The C10 has been tasked with taking action to strengthen higher education in Africa and place science, technology and innovation at the centre of efforts to achieve the AU Agenda 2063, the continental plan for sustainable socio-economic transformation over the next 50 years. The committee comprises leaders from Senegal, Chad, Egypt, Gabon, Kenya, Malawi, Mauritius, Namibia, Sierra Leone and Tunisia.

In his opening statement, AU-C10 Second Vice-chair and President of Malawi, Professor Peter Mutharika, implored the delegates from the AU’s five continental regions to ensure that young people had the opportunity to access the “right education” to ensure Africa’s progress.

Common path

“We are the leadership mandated to show our people the lighted path to the Africa we want…We have a common path to our destiny because we share a common past. We share common challenges. And we share a common goal. Our mission is to ensure that Africa has the right education for African progress.”

Mutharika said among others, African countries must promote lifelong learning opportunities for their people as well as sustainably financing education in the long term.

He called for African leaders to embrace science and technology which, he said, have their roots on the continent.

“Science is not foreign to Africa. We think of technology as an imported practice. Technology is not strange to Africa. Science and technology belong here on this continent. We are the origin of science and technology in the world.” Referring to the University of Al-Karaouine, founded in 859AD in Fez, Morocco and the Al-Azhar University in Cairo, he said: “Even the first universities in this world started in Africa.”

Mutharika said Africa needed to use its natural resources, capital and labour to its advantage. “Labour as a factor of production will take us to African industrialisation which demands a skilled labour force. We need to cultivate scientific, technological and innovation skills.”

Agenda 2063

The summit agreed on a framework to improve progress towards Agenda 2063. In addition to securing more funding, the framework includes engaging key stakeholders and engaging with the private sector.

AU Commissioner for Human Resources, Science and Technology Professor Sarah Anyang Agbor said it was important that African countries “commit sufficient resources and adopt multi-sectorial approaches which are essential to realising the aspirations of Agenda 2063 and attainment of the Sustainable Development Goals”.

She emphasised the importance of the teacher.

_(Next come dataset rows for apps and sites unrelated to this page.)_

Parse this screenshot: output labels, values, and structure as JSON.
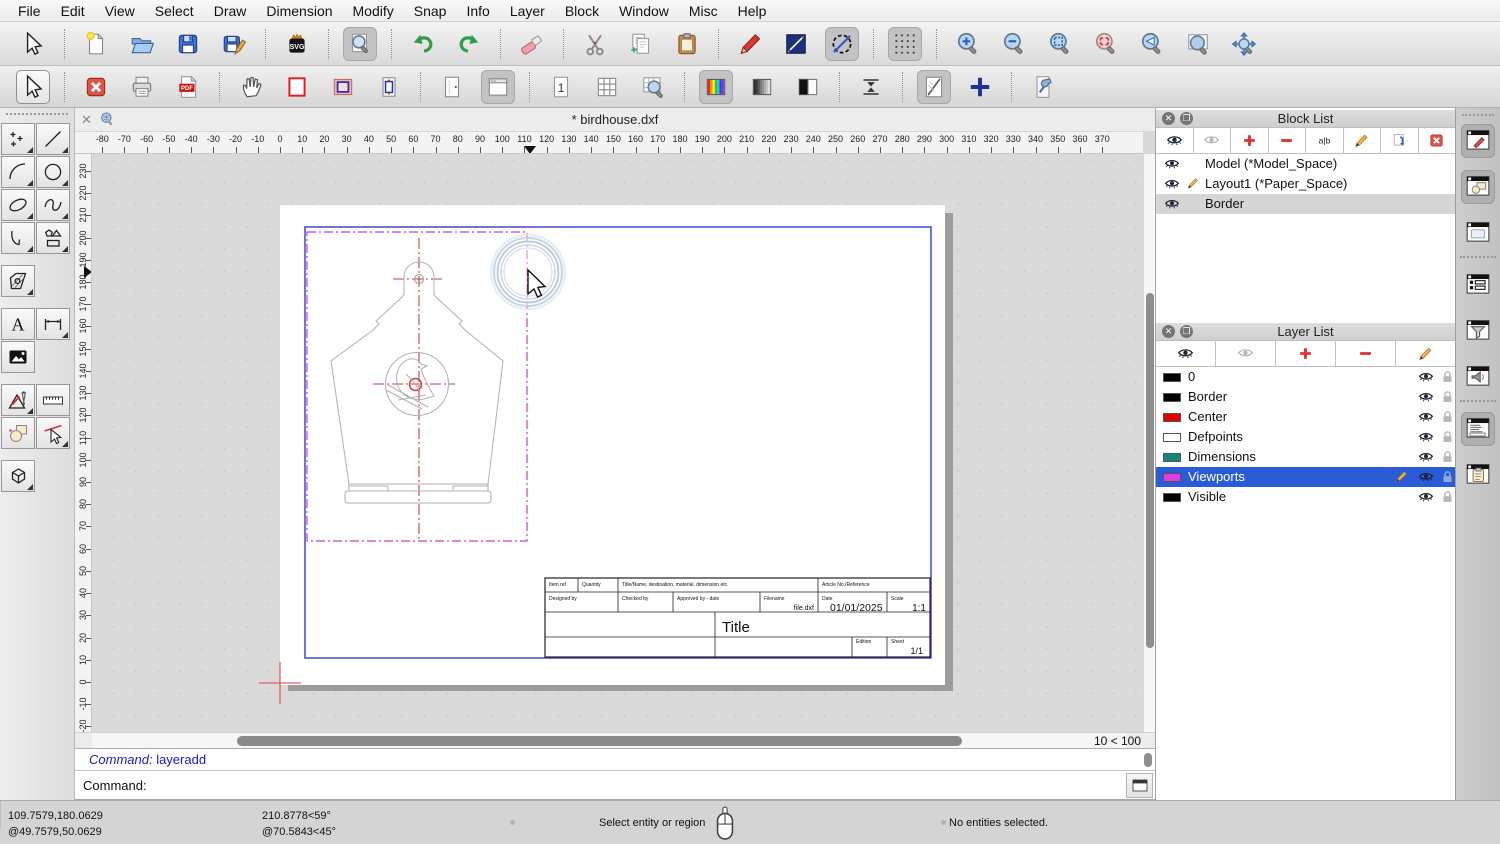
{
  "menu": {
    "items": [
      "File",
      "Edit",
      "View",
      "Select",
      "Draw",
      "Dimension",
      "Modify",
      "Snap",
      "Info",
      "Layer",
      "Block",
      "Window",
      "Misc",
      "Help"
    ]
  },
  "toolbar1": {
    "buttons": [
      "cursor",
      "|",
      "new",
      "open",
      "save",
      "saveas",
      "|",
      "svgexp",
      "|",
      [
        "printpreview",
        "a"
      ],
      "|",
      "undo",
      "redo",
      "|",
      "eraser",
      "|",
      "cut",
      "copy",
      "paste",
      "|",
      "penred",
      "navyline",
      [
        "circleblue",
        "a"
      ],
      "|",
      [
        "griddots",
        "a"
      ],
      "|",
      "zoomin",
      "zoomout",
      "zoomauto",
      "zoomprev",
      "zoomback",
      "zoomwindow",
      "zoompan"
    ]
  },
  "toolbar2": {
    "buttons": [
      [
        "cursor",
        "frame"
      ],
      "|",
      "closex",
      "print",
      "pdf",
      "|",
      "hand",
      "redrect",
      "vprect",
      "fitrect",
      "|",
      "panel",
      [
        "windowlt",
        "a"
      ],
      "|",
      "one",
      "gridicon",
      "zoomgrid",
      "|",
      [
        "rainbow",
        "a"
      ],
      "gradgray",
      "bw",
      "|",
      "collapse",
      "|",
      [
        "draft",
        "a"
      ],
      "bluecross",
      "|",
      "wrench"
    ]
  },
  "palette": {
    "groups": [
      [
        [
          [
            "points",
            1
          ],
          [
            "line",
            1
          ]
        ],
        [
          [
            "arc",
            1
          ],
          [
            "circle",
            1
          ]
        ],
        [
          [
            "ellipse",
            1
          ],
          [
            "spline",
            1
          ]
        ],
        [
          [
            "polyline",
            1
          ],
          [
            "shapes",
            1
          ]
        ]
      ],
      [
        [
          [
            "hatch",
            1
          ],
          null
        ]
      ],
      [
        [
          [
            "text",
            0
          ],
          [
            "dim",
            1
          ]
        ],
        [
          [
            "image",
            0
          ],
          null
        ]
      ],
      [
        [
          [
            "drawtools",
            1
          ],
          [
            "ruler",
            0
          ]
        ],
        [
          [
            "blocks",
            0
          ],
          [
            "selectline",
            1
          ]
        ]
      ],
      [
        [
          [
            "box3d",
            1
          ],
          null
        ]
      ]
    ]
  },
  "tab": {
    "title": "* birdhouse.dxf"
  },
  "ruler": {
    "h": {
      "min": -80,
      "max": 370,
      "step": 10
    },
    "v": {
      "min": -20,
      "max": 230,
      "step": 10
    }
  },
  "zoom_indicator": "10 < 100",
  "command": {
    "history_label": "Command:",
    "history_value": " layeradd",
    "prompt_label": "Command:"
  },
  "status": {
    "coord_abs": "109.7579,180.0629",
    "coord_rel": "@49.7579,50.0629",
    "polar_abs": "210.8778<59°",
    "polar_rel": "@70.5843<45°",
    "hint": "Select entity or region",
    "selection": "No entities selected."
  },
  "block_list": {
    "title": "Block List",
    "items": [
      {
        "label": "Model (*Model_Space)"
      },
      {
        "label": "Layout1 (*Paper_Space)",
        "pencil": true
      },
      {
        "label": "Border",
        "selected": true
      }
    ]
  },
  "layer_list": {
    "title": "Layer List",
    "items": [
      {
        "label": "0",
        "color": "#000000"
      },
      {
        "label": "Border",
        "color": "#000000"
      },
      {
        "label": "Center",
        "color": "#e00000"
      },
      {
        "label": "Defpoints",
        "color": "#ffffff"
      },
      {
        "label": "Dimensions",
        "color": "#18857c"
      },
      {
        "label": "Viewports",
        "color": "#e13ee1",
        "selected": true,
        "pencil": true
      },
      {
        "label": "Visible",
        "color": "#000000"
      }
    ]
  },
  "strip": {
    "buttons": [
      [
        "win-pencil",
        "a"
      ],
      [
        "win-shapes",
        "a"
      ],
      "win-blank",
      "|",
      "win-list",
      "win-funnel",
      "win-speaker",
      "|",
      [
        "win-command",
        "a"
      ],
      "win-clipboard"
    ]
  },
  "title_block": {
    "item_ref": "Item ref",
    "quantity": "Quantity",
    "title_name": "Title/Name, destination, material, dimension etc",
    "article": "Article No./Reference",
    "designed_by": "Designed by",
    "checked_by": "Checked by",
    "approved_by": "Approved by - date",
    "filename_label": "Filename",
    "filename_value": "file.dxf",
    "date_label": "Date",
    "date_value": "01/01/2025",
    "scale_label": "Scale",
    "scale_value": "1:1",
    "title": "Title",
    "edition_label": "Edition",
    "sheet_label": "Sheet",
    "sheet_value": "1/1"
  }
}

“It is imperative that Africa … has a renewed emphasis on the place of the teacher in the economic development of the continent. Producing well-trained teachers, who will build the human capital of the next generation of young people in Africa, is a costly venture. It requires selective, coordinated investments to optimise limited resources and create synergies across subregional groups of countries.

Professionalism in teaching

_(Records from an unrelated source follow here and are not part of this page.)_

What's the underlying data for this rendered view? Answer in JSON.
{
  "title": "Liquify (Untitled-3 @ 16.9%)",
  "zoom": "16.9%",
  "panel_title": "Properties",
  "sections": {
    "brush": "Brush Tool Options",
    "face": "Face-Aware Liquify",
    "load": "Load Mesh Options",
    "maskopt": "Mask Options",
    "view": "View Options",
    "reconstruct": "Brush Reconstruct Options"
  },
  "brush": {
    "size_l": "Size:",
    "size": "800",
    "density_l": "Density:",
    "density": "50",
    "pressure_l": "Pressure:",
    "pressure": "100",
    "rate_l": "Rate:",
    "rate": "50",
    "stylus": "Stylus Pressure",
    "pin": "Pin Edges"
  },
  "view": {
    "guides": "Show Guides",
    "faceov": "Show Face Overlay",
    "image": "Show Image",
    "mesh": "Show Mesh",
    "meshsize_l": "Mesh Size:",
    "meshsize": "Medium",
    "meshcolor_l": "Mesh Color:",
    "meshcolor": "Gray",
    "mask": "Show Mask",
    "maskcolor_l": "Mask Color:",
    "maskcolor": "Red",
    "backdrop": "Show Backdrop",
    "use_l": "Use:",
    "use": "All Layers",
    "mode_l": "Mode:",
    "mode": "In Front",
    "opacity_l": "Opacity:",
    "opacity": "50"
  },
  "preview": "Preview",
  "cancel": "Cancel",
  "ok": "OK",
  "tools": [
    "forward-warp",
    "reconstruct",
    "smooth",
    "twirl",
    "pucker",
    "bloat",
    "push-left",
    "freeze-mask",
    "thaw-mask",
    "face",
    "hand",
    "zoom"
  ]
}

“The need to build professionalism in teaching at all levels from early childhood to university level, including technical and vocational education and training as well as non-formal education, may be the game-changer in our quest to develop our young people and ultimately our nations,” she said.

She said the involvement of the private sector was also important in achieving AU goals.

“Students exiting the education systems must graduate with skills that reflect what employers actually need. They must effectively be the talent pipeline from which our industries grow. This is only possible if the private sector is better represented on our education governance structures, the vocational training programmes, and in curriculum design.”

The Lilongwe Declaration on Education, Science and Technology is expected to be signed at the AU summit in Addis Ababa in January 2019.